Petersen L., Sørensen TI., Andersen PK., Mortensen PB., Hawton K.

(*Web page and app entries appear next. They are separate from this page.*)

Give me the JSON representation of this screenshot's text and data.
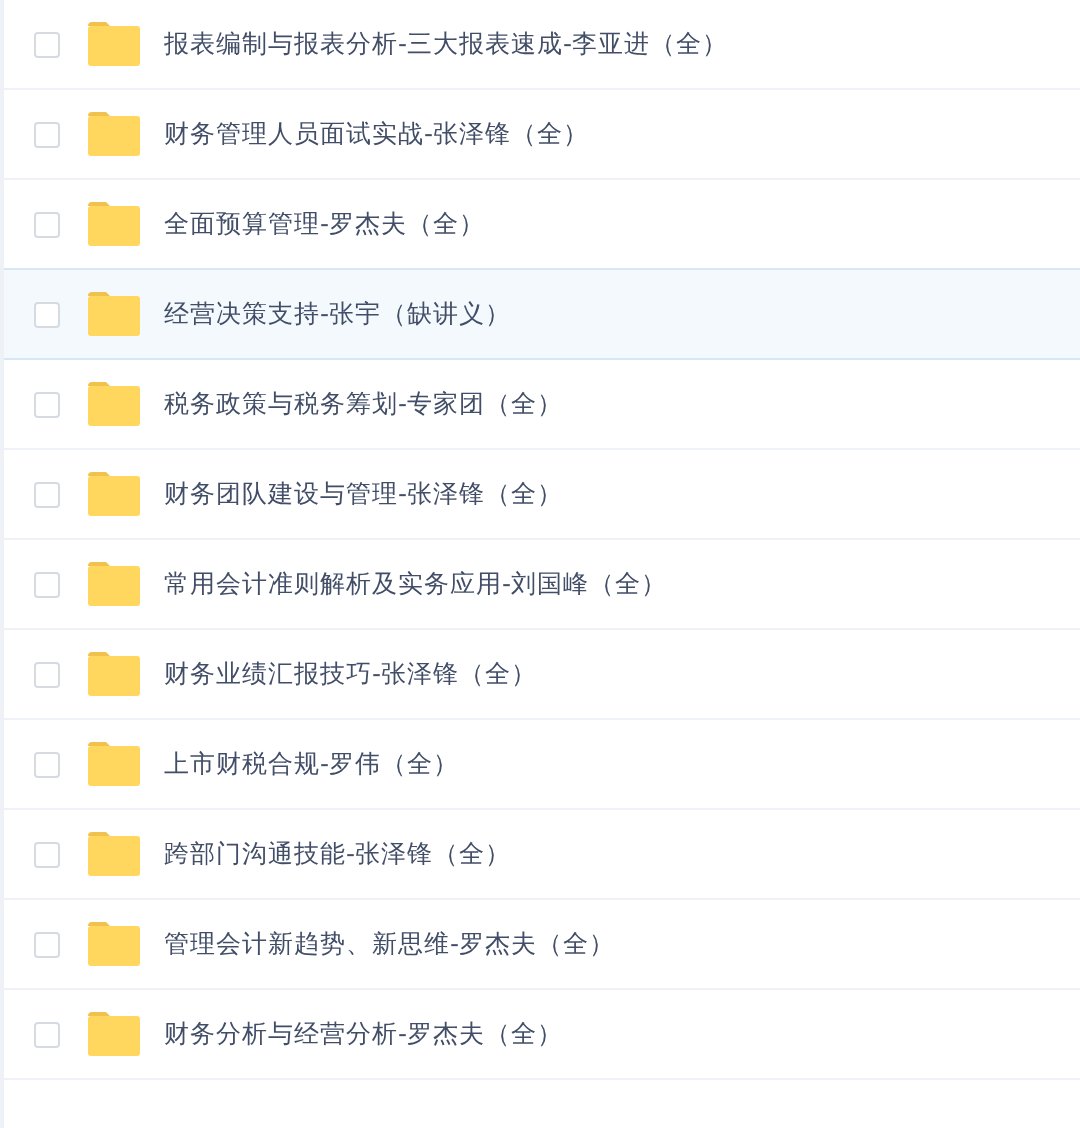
{
  "files": [
    {
      "name": "报表编制与报表分析-三大报表速成-李亚进（全）",
      "selected": false,
      "checked": false
    },
    {
      "name": "财务管理人员面试实战-张泽锋（全）",
      "selected": false,
      "checked": false
    },
    {
      "name": "全面预算管理-罗杰夫（全）",
      "selected": false,
      "checked": false
    },
    {
      "name": "经营决策支持-张宇（缺讲义）",
      "selected": true,
      "checked": false
    },
    {
      "name": "税务政策与税务筹划-专家团（全）",
      "selected": false,
      "checked": false
    },
    {
      "name": "财务团队建设与管理-张泽锋（全）",
      "selected": false,
      "checked": false
    },
    {
      "name": "常用会计准则解析及实务应用-刘国峰（全）",
      "selected": false,
      "checked": false
    },
    {
      "name": "财务业绩汇报技巧-张泽锋（全）",
      "selected": false,
      "checked": false
    },
    {
      "name": "上市财税合规-罗伟（全）",
      "selected": false,
      "checked": false
    },
    {
      "name": "跨部门沟通技能-张泽锋（全）",
      "selected": false,
      "checked": false
    },
    {
      "name": "管理会计新趋势、新思维-罗杰夫（全）",
      "selected": false,
      "checked": false
    },
    {
      "name": "财务分析与经营分析-罗杰夫（全）",
      "selected": false,
      "checked": false
    }
  ]
}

BACKGROUND: While there is clear evidence of familial influences on suicide, the origin of these is less certain. We have investigated genetic and familial environmental factors by studying the occurrence of suicide in biological and adoptive siblings of adoptees who died by suicide compared to siblings of surviving adoptees. METHOD: We used the Danish Adoption Register and Danish population registers to compare 221 siblings of adoptees who died by suicide with the siblings of 1,903 adoptees who did not die by suicide. All adoptions in the Danish Adoption Register are non-familial, i.e. the adoptive parents are biologically unrelated to the adoptee. Analyses were conducted on incidence rates of suicide in biological and adoptive siblings given occurrence of suicide in the adoptees while also taking into account psychiatric disorders. RESULTS: The risk of suicide in full siblings of adoptees who died by suicide before age 60 years was significantly higher than in full siblings of adoptees who had not died by suicide (incidence rate ratios (IRR) = 5.01; 95% confidence interval [CI] = 1.28-19.6). This increase persisted after adjustment for history of psychiatric admission of siblings (IRR = 4.19; 95% CI = 1.00-17.5). CONCLUSIONS: Genetic factors influence risk of suicide, probably independently of psychiatric disorder. This is relevant in provision of advice to families, including possible prevention of suicide.